◆ DATA PROVIDED:
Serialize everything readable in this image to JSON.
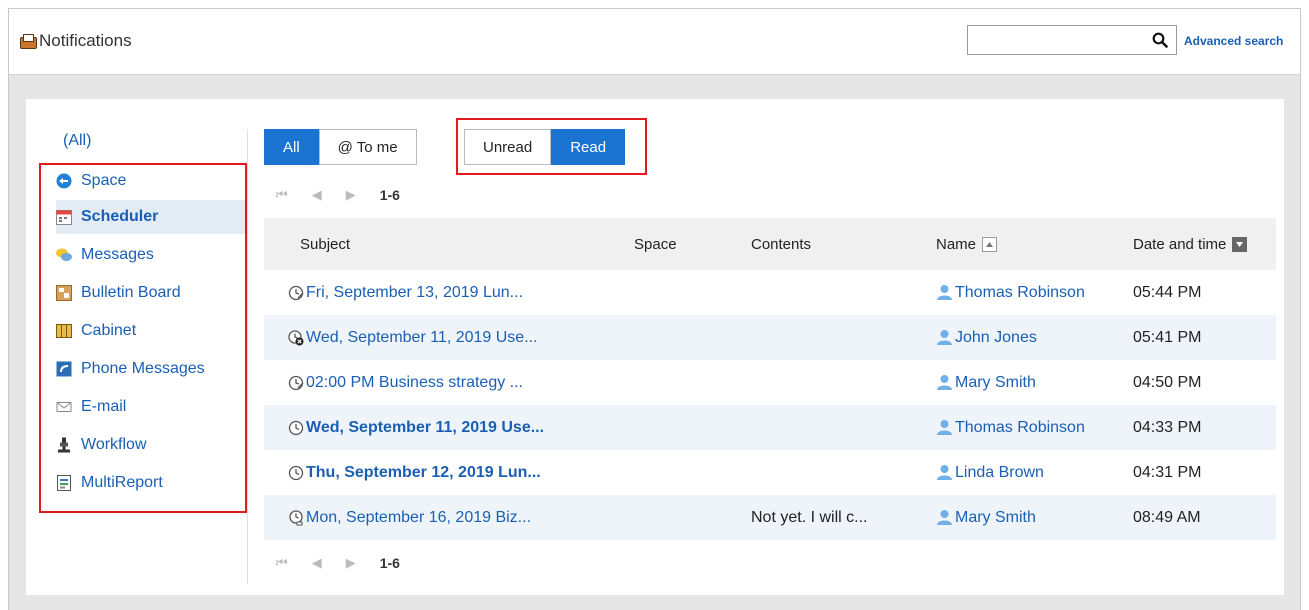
{
  "header": {
    "title": "Notifications",
    "search_placeholder": "",
    "advanced_search": "Advanced search"
  },
  "sidebar": {
    "all": "(All)",
    "items": [
      {
        "label": "Space",
        "icon": "space-icon"
      },
      {
        "label": "Scheduler",
        "icon": "scheduler-icon",
        "active": true
      },
      {
        "label": "Messages",
        "icon": "messages-icon"
      },
      {
        "label": "Bulletin Board",
        "icon": "bulletin-board-icon"
      },
      {
        "label": "Cabinet",
        "icon": "cabinet-icon"
      },
      {
        "label": "Phone Messages",
        "icon": "phone-messages-icon"
      },
      {
        "label": "E-mail",
        "icon": "email-icon"
      },
      {
        "label": "Workflow",
        "icon": "workflow-icon"
      },
      {
        "label": "MultiReport",
        "icon": "multireport-icon"
      }
    ]
  },
  "filters": {
    "all": "All",
    "to_me": "@ To me",
    "unread": "Unread",
    "read": "Read"
  },
  "pager": {
    "first": "⏮",
    "prev": "◀",
    "next": "▶",
    "range": "1-6"
  },
  "table": {
    "headers": {
      "subject": "Subject",
      "space": "Space",
      "contents": "Contents",
      "name": "Name",
      "date": "Date and time"
    },
    "rows": [
      {
        "subject": "Fri, September 13, 2019 Lun...",
        "space": "",
        "contents": "",
        "name": "Thomas Robinson",
        "date": "05:44 PM",
        "bold": false
      },
      {
        "subject": "Wed, September 11, 2019 Use...",
        "space": "",
        "contents": "",
        "name": "John Jones",
        "date": "05:41 PM",
        "bold": false
      },
      {
        "subject": "02:00 PM Business strategy ...",
        "space": "",
        "contents": "",
        "name": "Mary Smith",
        "date": "04:50 PM",
        "bold": false
      },
      {
        "subject": "Wed, September 11, 2019 Use...",
        "space": "",
        "contents": "",
        "name": "Thomas Robinson",
        "date": "04:33 PM",
        "bold": true
      },
      {
        "subject": "Thu, September 12, 2019 Lun...",
        "space": "",
        "contents": "",
        "name": "Linda Brown",
        "date": "04:31 PM",
        "bold": true
      },
      {
        "subject": "Mon, September 16, 2019 Biz...",
        "space": "",
        "contents": "Not yet. I will c...",
        "name": "Mary Smith",
        "date": "08:49 AM",
        "bold": false
      }
    ]
  },
  "colors": {
    "accent": "#1a73d1",
    "link": "#1a5fb4",
    "highlight": "#e31a1c",
    "row_alt": "#eef4fa"
  }
}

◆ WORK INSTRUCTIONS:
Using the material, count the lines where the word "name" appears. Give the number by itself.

◆ EXERCISE SOLUTION:
7